[Start of section]
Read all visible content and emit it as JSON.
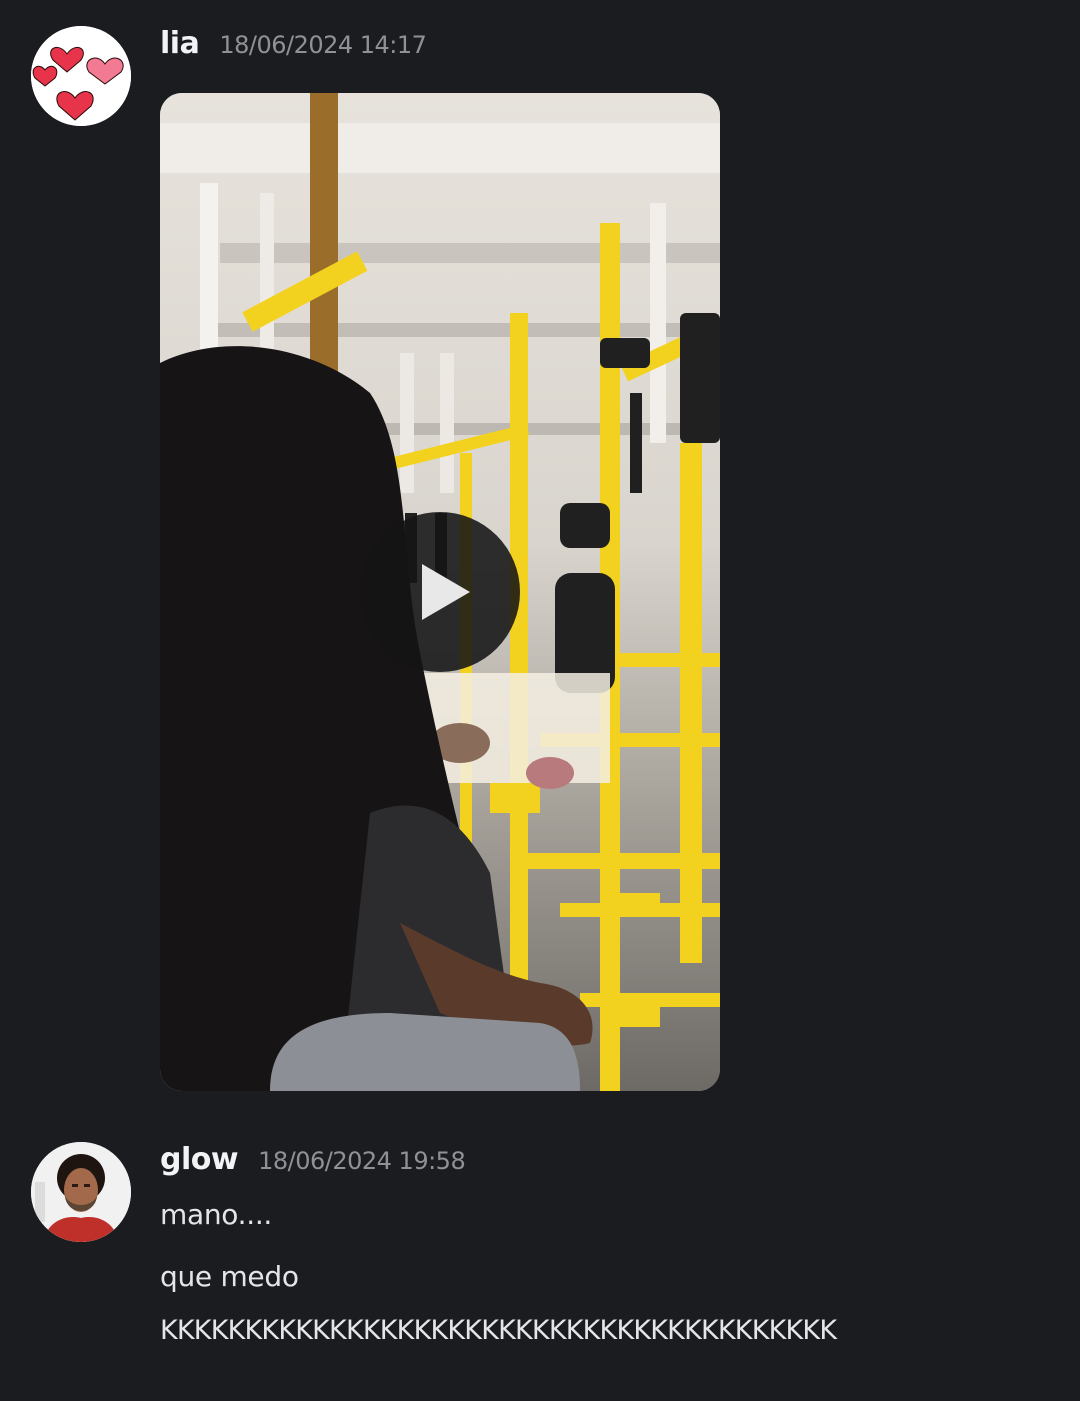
{
  "messages": [
    {
      "author": "lia",
      "timestamp": "18/06/2024 14:17",
      "avatar_icon": "hearts-avatar-icon",
      "attachment": {
        "type": "video",
        "play_icon": "play-icon"
      }
    },
    {
      "author": "glow",
      "timestamp": "18/06/2024 19:58",
      "avatar_icon": "portrait-avatar-icon",
      "lines": [
        "mano....",
        "que medo",
        "KKKKKKKKKKKKKKKKKKKKKKKKKKKKKKKKKKKKKKKK"
      ]
    }
  ],
  "colors": {
    "background": "#1b1c20",
    "username": "#f2f3f5",
    "timestamp": "#8e9297",
    "text": "#e3e5e8",
    "bus_rail_yellow": "#f2d21e"
  }
}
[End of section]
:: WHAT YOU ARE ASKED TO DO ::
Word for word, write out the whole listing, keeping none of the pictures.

:: RESPONSE AREA ::
Read all visible content and emit it as JSON.
{
  "messages": [
    {
      "author": "lia",
      "timestamp": "18/06/2024 14:17",
      "avatar_icon": "hearts-avatar-icon",
      "attachment": {
        "type": "video",
        "play_icon": "play-icon"
      }
    },
    {
      "author": "glow",
      "timestamp": "18/06/2024 19:58",
      "avatar_icon": "portrait-avatar-icon",
      "lines": [
        "mano....",
        "que medo",
        "KKKKKKKKKKKKKKKKKKKKKKKKKKKKKKKKKKKKKKKK"
      ]
    }
  ],
  "colors": {
    "background": "#1b1c20",
    "username": "#f2f3f5",
    "timestamp": "#8e9297",
    "text": "#e3e5e8",
    "bus_rail_yellow": "#f2d21e"
  }
}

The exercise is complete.